    Ok, that was rough, quick, admittedly with a lot of guessing; another long discussion could easily flow from it, I know.

    Just one more thing before I rush to work (no more posts today!):

    Simon Frankel Pratt #151

    As for what Ariel means by rhetoric, while I get the sense that he’s talking about persuasion, I’m not sure he thinks that they are wholly insincere. I’d appreciate him clarifying that, unless I’ve missed something entirely, which is possible.

    Thanks for the question. Yes, the issue is probably more complicated than a simple “lying-sincere” distinction. Of course someone could be plainly lying about one’s motivations and using the lie as an excuse. But political declarations of the sort “we, gnus, are doing all this for the truth’s sake; being helpful/harmful is secondary” (cf. a quote from Greta somewhere earlier in the discussion) may be simply delusional and reflect the wishful thinking of the speaker. Which still doesn’t exclude using such phrases as a matter of convenient strategy. If my earlier words suggested something stronger (a picture of a gnu as a cynical liar), then the words were ill chosen. But probably the suggestion wasn’t that strong if you didn’t interpret me that way.
    Anyway, my everyday experience and general knowledge of the people prohibits me from accepting such declarations at face value.

  148. says

    Ariel,

    I would disagree, at least to some extent, with your suggestion that ‘truth doesn’t seem a proper sort of motive for a mass movement, and presenting it as such is politics, not reflecting psychological reality.’ It seems perfectly reasonable to me that social movements can and have organised around the cause of truth, insofar as they unite behind a message ‘we have the correct answer to a question which society has answered incorrectly and suffered as a result’. This is perhaps a sort of ‘truth plus’. ‘Truth’ is insufficient, but truth plus a set of political goals and plans according to which society is supposed to change once the truth is properly disseminated certainly seem like a plausible description of the New Atheist motive.

    It is, of course, worth remarking that ‘spreading the truth’ with the expectation of progressive change as a result sounds a lot like missionary work.
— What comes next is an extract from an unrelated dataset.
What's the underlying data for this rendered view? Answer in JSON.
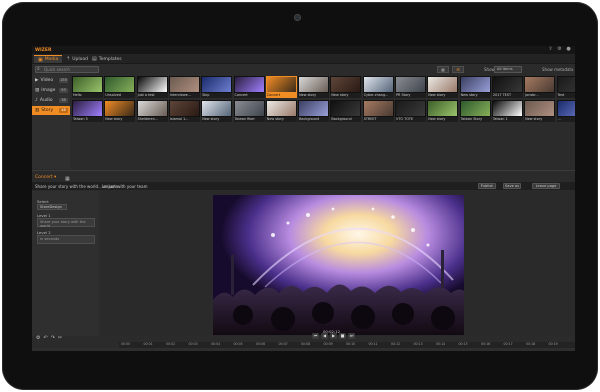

    It is also plausible to me that individuals within the movement would believe themselves to have the primary motive of ‘speaking truth’ and only the secondary motive of political activism. I mean, I don’t think it’s very likely that these people haven’t folded in a lot of normative and instrumental assumptions, but there is no reason why they should be [self]aware of this. I even suspect that were you to successfully prompt such people to ‘unpack’ the predicted social effects of a greater appreciation for ‘Truth’, you’d get no recognition that the pursuit of these effects are motives equal to their commitment to good critical thinking for its own sake.

    I have a hard time imagining any social movement that is not convinced of the truth of its own message, and so that conviction to me is trivial. It does seem to me a very interesting sort of Enlightenment phenomenon that a social movement would deny its own essentially transformative goals, though, if that is what is happening here.

Trackbacks

  1. [...] »Reality MattersMarch 2, 2012 By Libby Anne 36 CommentsI just read Greta’s recent post, “Truth Is Not Boring,” and this quote stuck out to me:There’s something JT Eberhard says a lot in his talks, and he said [...]

Leave a Reply